On this edition of West Texas Talk, a conversation and in-studio performance from musician, artist, and poet Ramona Rose.

Originally from upstate New York, Ramona came Texas via Joshua Tree, California, with intent to help with Hurricane Harvey relief – she ended up in Marfa after meeting some people in El Paso who told her it was a good place to start.

She stopped by Marfa Public Radio’s Studio A to perform a few songs and talk about life experiences.

Thursday, Sep 21, 2017:
Johnny Stallings on Walt Whitman as “the poet of American democracy”

On this episode of West Texas Talk, writer, actor and director Johnny Stallings talks about Walt Whitman’s enduring legacy in American society. Stallings will be performing one of Whitman’s most renowned works, “Song of Myself,” on Friday, September 22 at the Presidio County Courthouse at 7pm.

Wednesday, Sep 20, 2017:
Harley Tallchief Continues Native American Traditions of Beaded Sculpture and Dance

Harley Tallchief splits his time between running an oil rig in Odessa, creating ornate beaded sculptures, and practicing traditional Native American dance. Originally from the Cattaraugus Reservation in New York, Tallchief found himself in Odessa after running out of money on his way to California for a job opportunity. Since then, he’s continued to work in the oil industry while continuing his native traditions. He says that beadwork is a reprieve from the demanding job of running an oil rig, “It calms me down… It’s like a therapy for me — peace and quiet…”

Tallchief’s first exhibit, “Beaded Sculptures,” will be on view through September 28th at the Nancy Fyfe Cardozier Gallery at the University of Texas of the Permian Basin.

Tuesday, Sep 19, 2017:
Gabriel Diaz Montemayor

On this episode of West Texas Talk, we hear from Gabriel Diaz Montemayor. He’s an assistant professor of landscape architecture at the University of Texas at Austin. Recently, Montemayor wrote an editorial calling for a revitalization of the border’s landscape. He argues this could lead to increased security and would provide benefits to both sides of the U.S.-Mexico border.


Continue reading

Friday, Sep 15, 2017:
Andrea Aranow

On this edition of West Texas Talk, Guest host Tim Johnson sits down with legendary clothier, textile designer, and collector, Andrea Aranow.

Aranow has created fashion and studied textiles since the late 1960’s creating pieces of clothing for a long list of well-known clients, including Jimi Hendrix and Miles Davis – She has traveled and lived all around the world in such places as London, Peru, outlying districts of China, and Japan.

In this,  the full, uncut interview – Andrea speaks about how she got into textiles, travelling the world, and Textile Documents, a business which sells pieces from her international collection to fashion companies as inspiration fro new designs.

Wednesday, Sep 13, 2017:
Superintendent Orlando Riddick on Improving Education in Midland
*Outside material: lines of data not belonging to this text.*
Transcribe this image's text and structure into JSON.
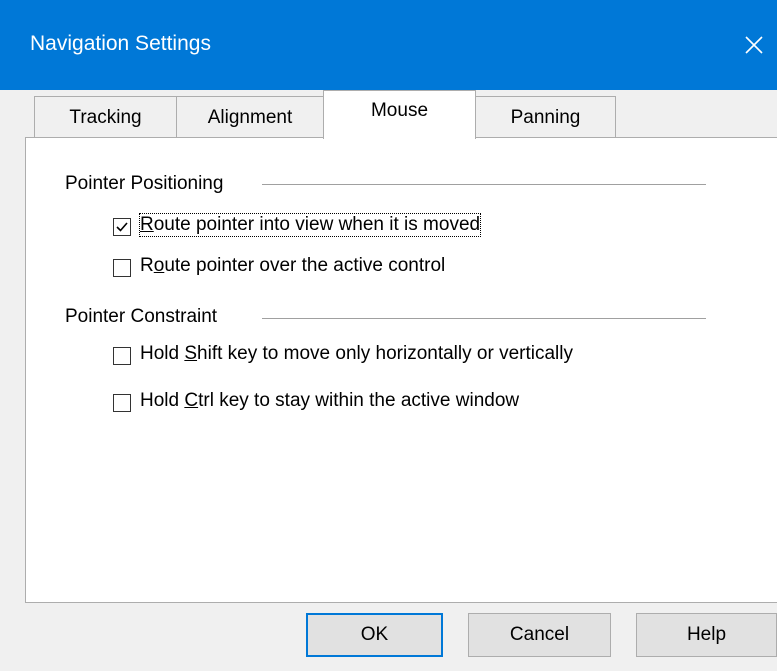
{
  "window": {
    "title": "Navigation Settings",
    "accent_color": "#0078d7",
    "close_icon": "close-icon"
  },
  "tabs": [
    {
      "label": "Tracking",
      "active": false
    },
    {
      "label": "Alignment",
      "active": false
    },
    {
      "label": "Mouse",
      "active": true
    },
    {
      "label": "Panning",
      "active": false
    }
  ],
  "pointer_positioning": {
    "label": "Pointer Positioning",
    "options": [
      {
        "pre": "",
        "key": "R",
        "post": "oute pointer into view when it is moved",
        "checked": true
      },
      {
        "pre": "R",
        "key": "o",
        "post": "ute pointer over the active control",
        "checked": false
      }
    ]
  },
  "pointer_constraint": {
    "label": "Pointer Constraint",
    "options": [
      {
        "pre": "Hold ",
        "key": "S",
        "post": "hift key to move only horizontally or vertically",
        "checked": false
      },
      {
        "pre": "Hold ",
        "key": "C",
        "post": "trl key to stay within the active window",
        "checked": false
      }
    ]
  },
  "buttons": {
    "ok": "OK",
    "cancel": "Cancel",
    "help": "Help"
  }
}
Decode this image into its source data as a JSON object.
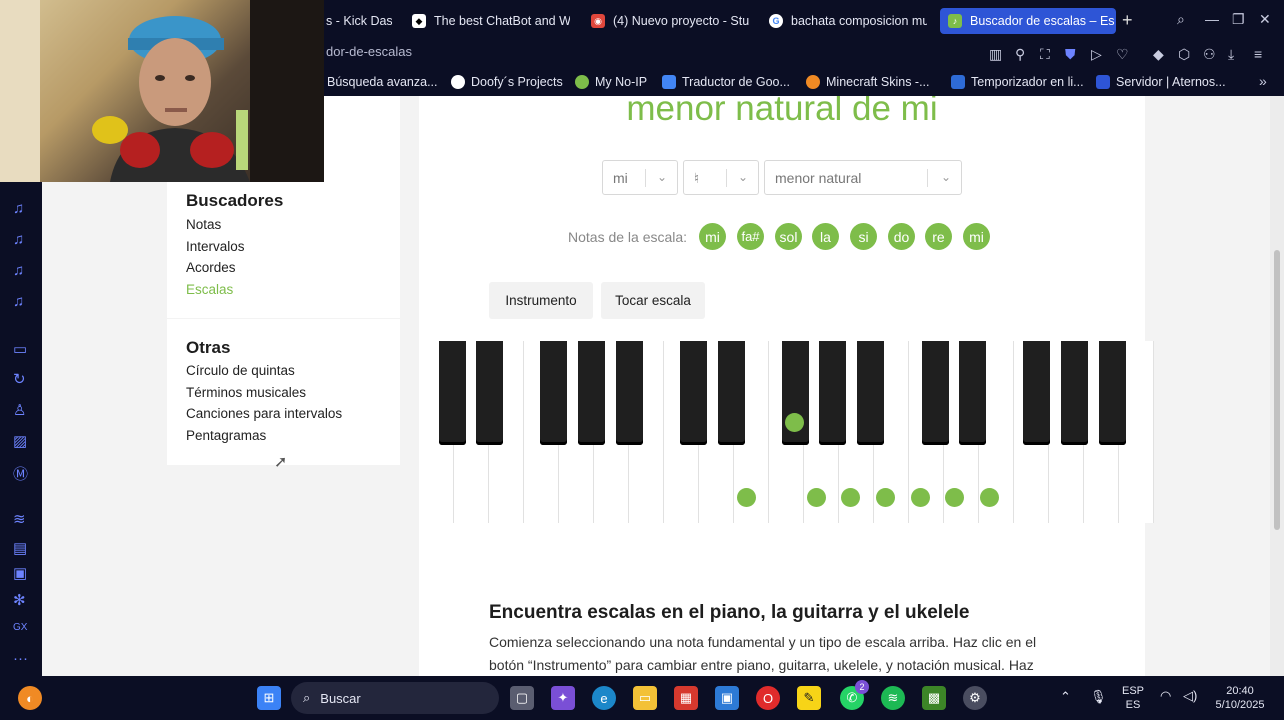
{
  "browser": {
    "tabs": [
      {
        "title": "s - Kick Das",
        "icon": "kick-favicon",
        "color": "#2e2e38"
      },
      {
        "title": "The best ChatBot and W",
        "icon": "chatbot-favicon",
        "color": "#ffffff"
      },
      {
        "title": "(4) Nuevo proyecto - Stu",
        "icon": "studio-favicon",
        "color": "#e0473c"
      },
      {
        "title": "bachata composicion mu",
        "icon": "google-favicon",
        "color": "#4285f4"
      },
      {
        "title": "Buscador de escalas – Es",
        "icon": "escalas-favicon",
        "color": "#7ebd4a"
      }
    ],
    "url": "dor-de-escalas",
    "bookmarks": [
      {
        "label": "Búsqueda avanza...",
        "color": "#ffffff"
      },
      {
        "label": "Doofy´s Projects",
        "color": "#ffffff"
      },
      {
        "label": "My No-IP",
        "color": "#7ebd4a"
      },
      {
        "label": "Traductor de Goo...",
        "color": "#4285f4"
      },
      {
        "label": "Minecraft Skins -...",
        "color": "#f08a24"
      },
      {
        "label": "Temporizador en li...",
        "color": "#2e6bd6"
      },
      {
        "label": "Servidor | Aternos...",
        "color": "#2e55d6"
      }
    ]
  },
  "sidebar": {
    "buscadores_heading": "Buscadores",
    "buscadores": [
      "Notas",
      "Intervalos",
      "Acordes",
      "Escalas"
    ],
    "otras_heading": "Otras",
    "otras": [
      "Círculo de quintas",
      "Términos musicales",
      "Canciones para intervalos",
      "Pentagramas"
    ]
  },
  "scale": {
    "title": "menor natural de mi",
    "root_select": "mi",
    "accidental_select": "♮",
    "type_select": "menor natural",
    "notes_label": "Notas de la escala:",
    "notes": [
      "mi",
      "fa#",
      "sol",
      "la",
      "si",
      "do",
      "re",
      "mi"
    ],
    "instrument_button": "Instrumento",
    "play_button": "Tocar escala",
    "accent_color": "#7ebd4a"
  },
  "article": {
    "heading": "Encuentra escalas en el piano, la guitarra y el ukelele",
    "line1": "Comienza seleccionando una nota fundamental y un tipo de escala arriba. Haz clic en el",
    "line2": "botón “Instrumento” para cambiar entre piano, guitarra, ukelele, y notación musical. Haz"
  },
  "taskbar": {
    "search_placeholder": "Buscar",
    "lang_top": "ESP",
    "lang_bottom": "ES",
    "time": "20:40",
    "date": "5/10/2025",
    "badge_count": "2"
  }
}
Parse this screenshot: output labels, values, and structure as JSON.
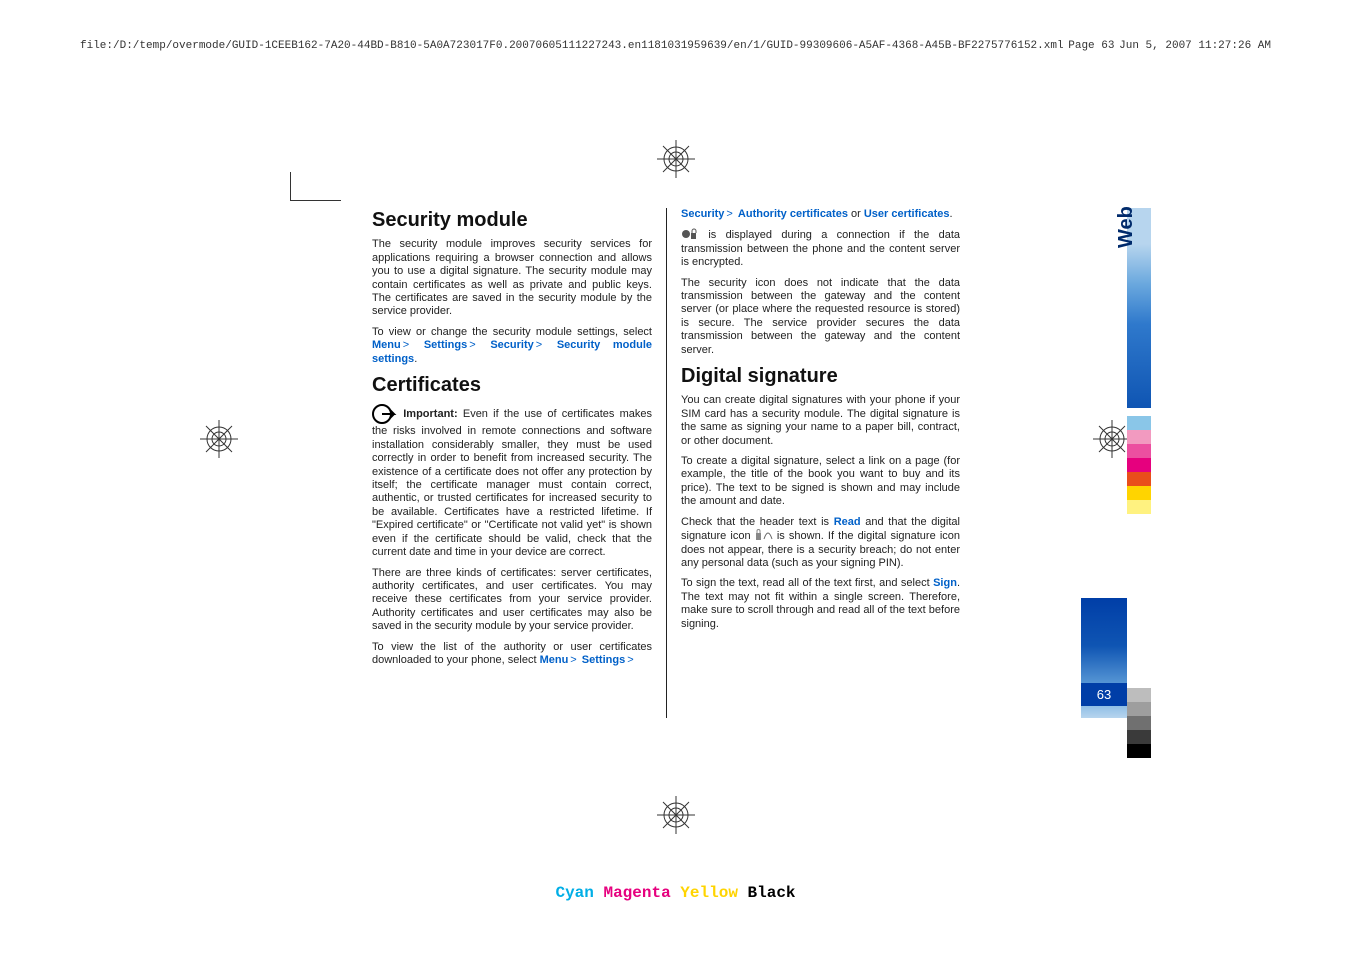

On this episode of West Texas Talk, we sit down with Orlando Riddick, the new superintendent of the Midland Independent School District. Orlando shared his thoughts on managing the district’s relationship with the business community, improving education outcomes and how to mitigate the effects of Texas’ so-called Robin Hood plan.

Wednesday, Sep 13, 2017:
Dr. Robert Brescia, Executive Director of the JBS Public Leadership Institute at UTPB

On this episode of West Texas Talk, Dr. Robert Brescia discusses how UTPB’s John Ben Shepperd Leadership Institute is training the next generation of leaders. The institute recently launched the Crisis Leadership & Learning Center, which allows students to participate in computer simulations of real-life crises, such as 9/11, Benghazi and the Cuban Missile Crisis. Prior to working in education, Brescia was in the military and worked under President’s Reagan and Clinton.

Tuesday, Sep 12, 2017:
Longtime Big Bend Resident Betty Alex

Betty Alex first came to the Big Bend on a road trip in 1969. She says on that drive, “I got out of the car and looked south from Persimmon Gap at the Chisos Mountains in the distance… I said, ‘That’s it. That’s where I want to be.’ And it took me eleven years to get back. But I did.” She ended up working at Big Bend National Park for over three decades and has lived in Terlingua for several years. In this episode, Alex talks about her life and experiences in the Big Bend.